──────── Exercise data ────────

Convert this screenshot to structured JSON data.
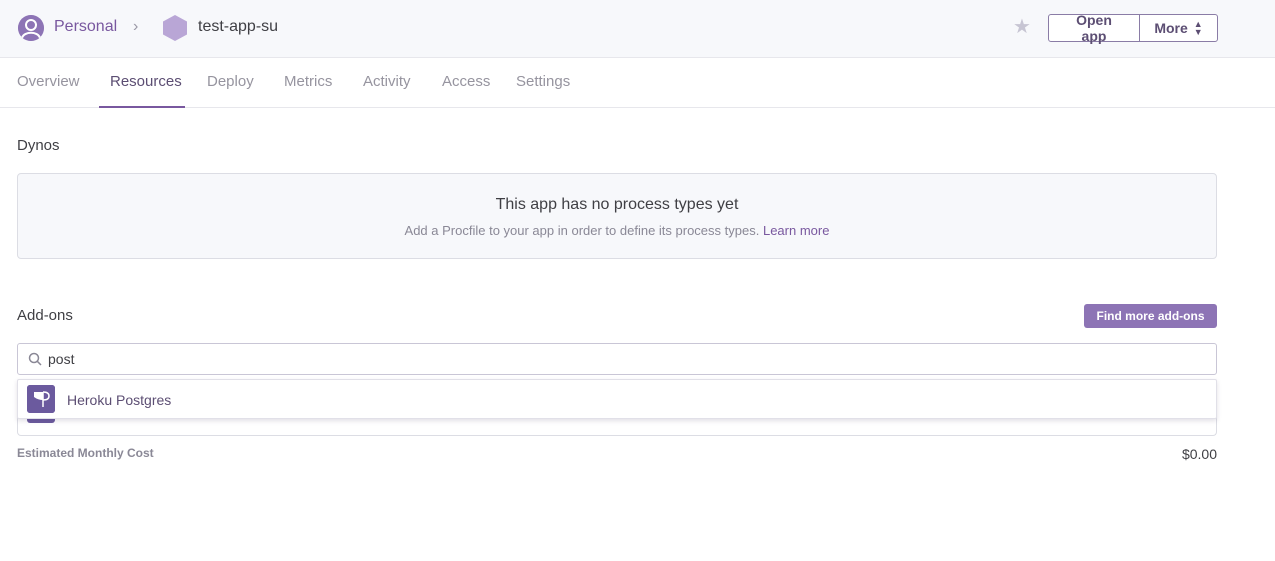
{
  "header": {
    "account_label": "Personal",
    "app_name": "test-app-su",
    "open_app_label": "Open app",
    "more_label": "More",
    "accent_color": "#79589f"
  },
  "tabs": [
    {
      "label": "Overview"
    },
    {
      "label": "Resources",
      "active": true
    },
    {
      "label": "Deploy"
    },
    {
      "label": "Metrics"
    },
    {
      "label": "Activity"
    },
    {
      "label": "Access"
    },
    {
      "label": "Settings"
    }
  ],
  "dynos": {
    "title": "Dynos",
    "empty_heading": "This app has no process types yet",
    "empty_text": "Add a Procfile to your app in order to define its process types.",
    "learn_more": "Learn more"
  },
  "addons": {
    "title": "Add-ons",
    "find_more_label": "Find more add-ons",
    "search_value": "post",
    "suggestions": [
      {
        "name": "Heroku Postgres",
        "icon": "heroku-postgres-icon"
      }
    ],
    "cost_label": "Estimated Monthly Cost",
    "cost_value": "$0.00"
  }
}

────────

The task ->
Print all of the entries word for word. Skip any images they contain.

Exercise output ->
Convert this screenshot to structured JSON data.
{
  "header": {
    "account_label": "Personal",
    "app_name": "test-app-su",
    "open_app_label": "Open app",
    "more_label": "More",
    "accent_color": "#79589f"
  },
  "tabs": [
    {
      "label": "Overview"
    },
    {
      "label": "Resources",
      "active": true
    },
    {
      "label": "Deploy"
    },
    {
      "label": "Metrics"
    },
    {
      "label": "Activity"
    },
    {
      "label": "Access"
    },
    {
      "label": "Settings"
    }
  ],
  "dynos": {
    "title": "Dynos",
    "empty_heading": "This app has no process types yet",
    "empty_text": "Add a Procfile to your app in order to define its process types.",
    "learn_more": "Learn more"
  },
  "addons": {
    "title": "Add-ons",
    "find_more_label": "Find more add-ons",
    "search_value": "post",
    "suggestions": [
      {
        "name": "Heroku Postgres",
        "icon": "heroku-postgres-icon"
      }
    ],
    "cost_label": "Estimated Monthly Cost",
    "cost_value": "$0.00"
  }
}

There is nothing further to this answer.